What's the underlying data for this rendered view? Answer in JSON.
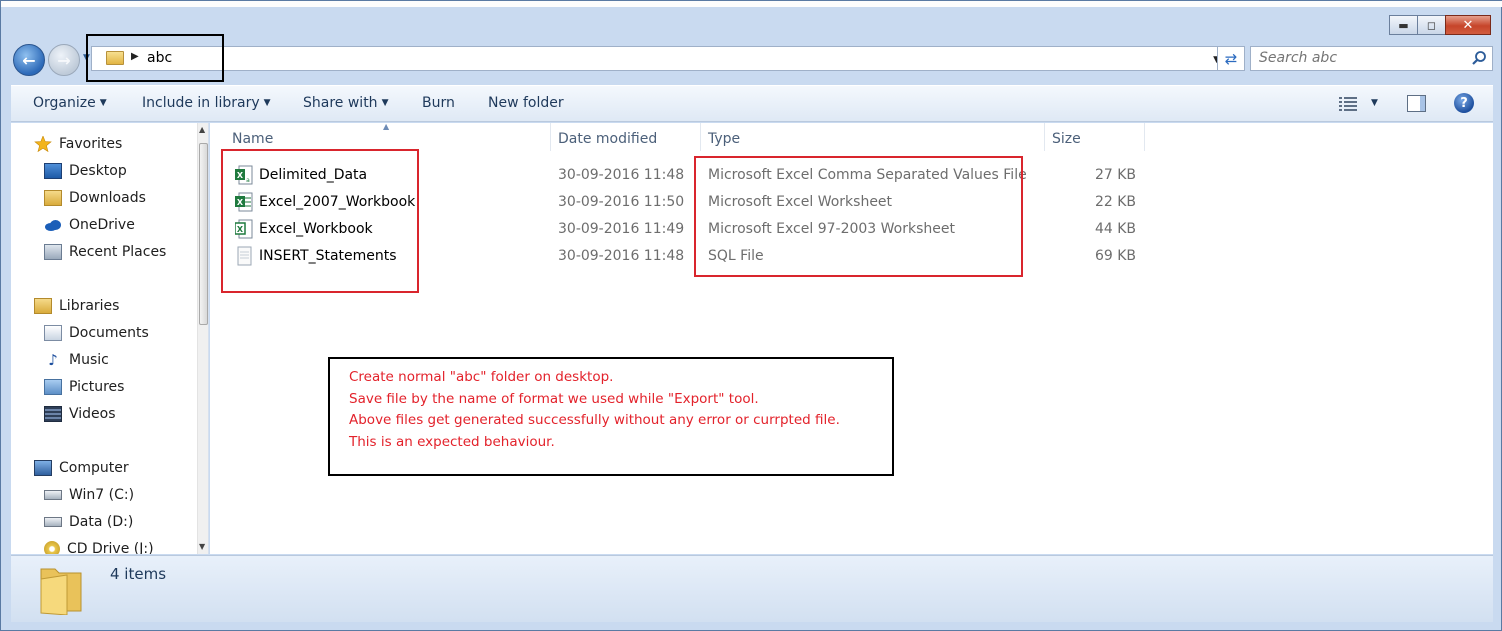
{
  "window": {
    "caption_buttons": {
      "minimize_icon": "minimize-icon",
      "maximize_icon": "maximize-icon",
      "close_icon": "close-icon"
    }
  },
  "navigation": {
    "back_icon": "back-arrow-icon",
    "forward_icon": "forward-arrow-icon",
    "address": {
      "folder_icon": "folder-icon",
      "path": [
        "abc"
      ]
    },
    "search": {
      "placeholder": "Search abc",
      "value": ""
    }
  },
  "toolbar": {
    "organize": "Organize",
    "include_in_library": "Include in library",
    "share_with": "Share with",
    "burn": "Burn",
    "new_folder": "New folder"
  },
  "sidebar": {
    "groups": [
      {
        "label": "Favorites",
        "icon": "star-icon",
        "items": [
          {
            "label": "Desktop",
            "icon": "desktop-icon"
          },
          {
            "label": "Downloads",
            "icon": "downloads-icon"
          },
          {
            "label": "OneDrive",
            "icon": "onedrive-icon"
          },
          {
            "label": "Recent Places",
            "icon": "recent-places-icon"
          }
        ]
      },
      {
        "label": "Libraries",
        "icon": "libraries-icon",
        "items": [
          {
            "label": "Documents",
            "icon": "documents-icon"
          },
          {
            "label": "Music",
            "icon": "music-icon"
          },
          {
            "label": "Pictures",
            "icon": "pictures-icon"
          },
          {
            "label": "Videos",
            "icon": "videos-icon"
          }
        ]
      },
      {
        "label": "Computer",
        "icon": "computer-icon",
        "items": [
          {
            "label": "Win7 (C:)",
            "icon": "drive-icon"
          },
          {
            "label": "Data (D:)",
            "icon": "drive-icon"
          },
          {
            "label": "CD Drive (J:)",
            "icon": "cd-drive-icon"
          }
        ]
      }
    ]
  },
  "file_list": {
    "columns": [
      "Name",
      "Date modified",
      "Type",
      "Size"
    ],
    "rows": [
      {
        "name": "Delimited_Data",
        "date": "30-09-2016 11:48",
        "type": "Microsoft Excel Comma Separated Values File",
        "size": "27 KB",
        "icon": "excel-csv-icon"
      },
      {
        "name": "Excel_2007_Workbook",
        "date": "30-09-2016 11:50",
        "type": "Microsoft Excel Worksheet",
        "size": "22 KB",
        "icon": "excel-workbook-icon"
      },
      {
        "name": "Excel_Workbook",
        "date": "30-09-2016 11:49",
        "type": "Microsoft Excel 97-2003 Worksheet",
        "size": "44 KB",
        "icon": "excel-97-icon"
      },
      {
        "name": "INSERT_Statements",
        "date": "30-09-2016 11:48",
        "type": "SQL File",
        "size": "69 KB",
        "icon": "sql-file-icon"
      }
    ]
  },
  "annotation": {
    "lines": [
      "Create normal \"abc\" folder on desktop.",
      "Save file by the name of format we used while \"Export\" tool.",
      "Above files get generated successfully without any error or currpted file.",
      "This is an expected behaviour."
    ]
  },
  "statusbar": {
    "count": "4 items"
  },
  "colors": {
    "annotation_red": "#e3222b",
    "highlight_red": "#d9252d",
    "chrome_blue": "#c9daf0"
  }
}
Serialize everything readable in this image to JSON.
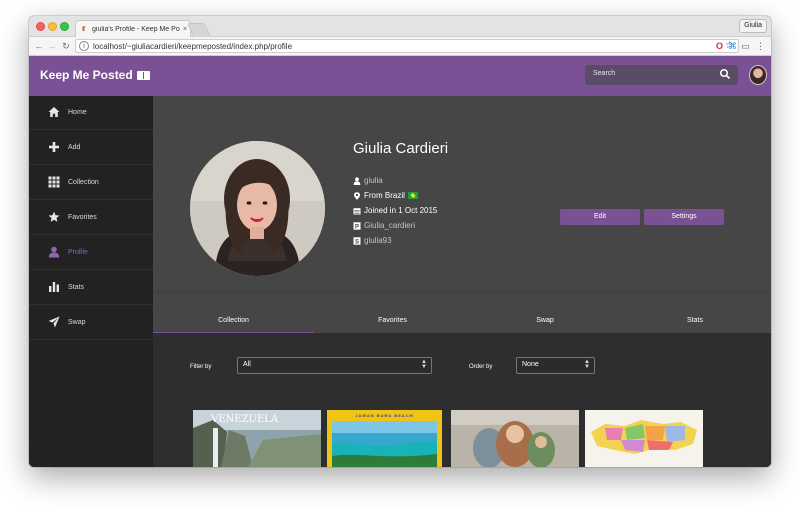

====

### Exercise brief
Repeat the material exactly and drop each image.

### Response for this exercise
What's the underlying data for this rendered view? Answer in JSON.
{
  "window": {
    "caption_buttons": {
      "minimize_icon": "minimize-icon",
      "maximize_icon": "maximize-icon",
      "close_icon": "close-icon"
    }
  },
  "navigation": {
    "back_icon": "back-arrow-icon",
    "forward_icon": "forward-arrow-icon",
    "address": {
      "folder_icon": "folder-icon",
      "path": [
        "abc"
      ]
    },
    "search": {
      "placeholder": "Search abc",
      "value": ""
    }
  },
  "toolbar": {
    "organize": "Organize",
    "include_in_library": "Include in library",
    "share_with": "Share with",
    "burn": "Burn",
    "new_folder": "New folder"
  },
  "sidebar": {
    "groups": [
      {
        "label": "Favorites",
        "icon": "star-icon",
        "items": [
          {
            "label": "Desktop",
            "icon": "desktop-icon"
          },
          {
            "label": "Downloads",
            "icon": "downloads-icon"
          },
          {
            "label": "OneDrive",
            "icon": "onedrive-icon"
          },
          {
            "label": "Recent Places",
            "icon": "recent-places-icon"
          }
        ]
      },
      {
        "label": "Libraries",
        "icon": "libraries-icon",
        "items": [
          {
            "label": "Documents",
            "icon": "documents-icon"
          },
          {
            "label": "Music",
            "icon": "music-icon"
          },
          {
            "label": "Pictures",
            "icon": "pictures-icon"
          },
          {
            "label": "Videos",
            "icon": "videos-icon"
          }
        ]
      },
      {
        "label": "Computer",
        "icon": "computer-icon",
        "items": [
          {
            "label": "Win7 (C:)",
            "icon": "drive-icon"
          },
          {
            "label": "Data (D:)",
            "icon": "drive-icon"
          },
          {
            "label": "CD Drive (J:)",
            "icon": "cd-drive-icon"
          }
        ]
      }
    ]
  },
  "file_list": {
    "columns": [
      "Name",
      "Date modified",
      "Type",
      "Size"
    ],
    "rows": [
      {
        "name": "Delimited_Data",
        "date": "30-09-2016 11:48",
        "type": "Microsoft Excel Comma Separated Values File",
        "size": "27 KB",
        "icon": "excel-csv-icon"
      },
      {
        "name": "Excel_2007_Workbook",
        "date": "30-09-2016 11:50",
        "type": "Microsoft Excel Worksheet",
        "size": "22 KB",
        "icon": "excel-workbook-icon"
      },
      {
        "name": "Excel_Workbook",
        "date": "30-09-2016 11:49",
        "type": "Microsoft Excel 97-2003 Worksheet",
        "size": "44 KB",
        "icon": "excel-97-icon"
      },
      {
        "name": "INSERT_Statements",
        "date": "30-09-2016 11:48",
        "type": "SQL File",
        "size": "69 KB",
        "icon": "sql-file-icon"
      }
    ]
  },
  "annotation": {
    "lines": [
      "Create normal \"abc\" folder on desktop.",
      "Save file by the name of format we used while \"Export\" tool.",
      "Above files get generated successfully without any error or currpted file.",
      "This is an expected behaviour."
    ]
  },
  "statusbar": {
    "count": "4 items"
  },
  "colors": {
    "annotation_red": "#e3222b",
    "highlight_red": "#d9252d",
    "chrome_blue": "#c9daf0"
  }
}
Serialize everything readable in this image to JSON.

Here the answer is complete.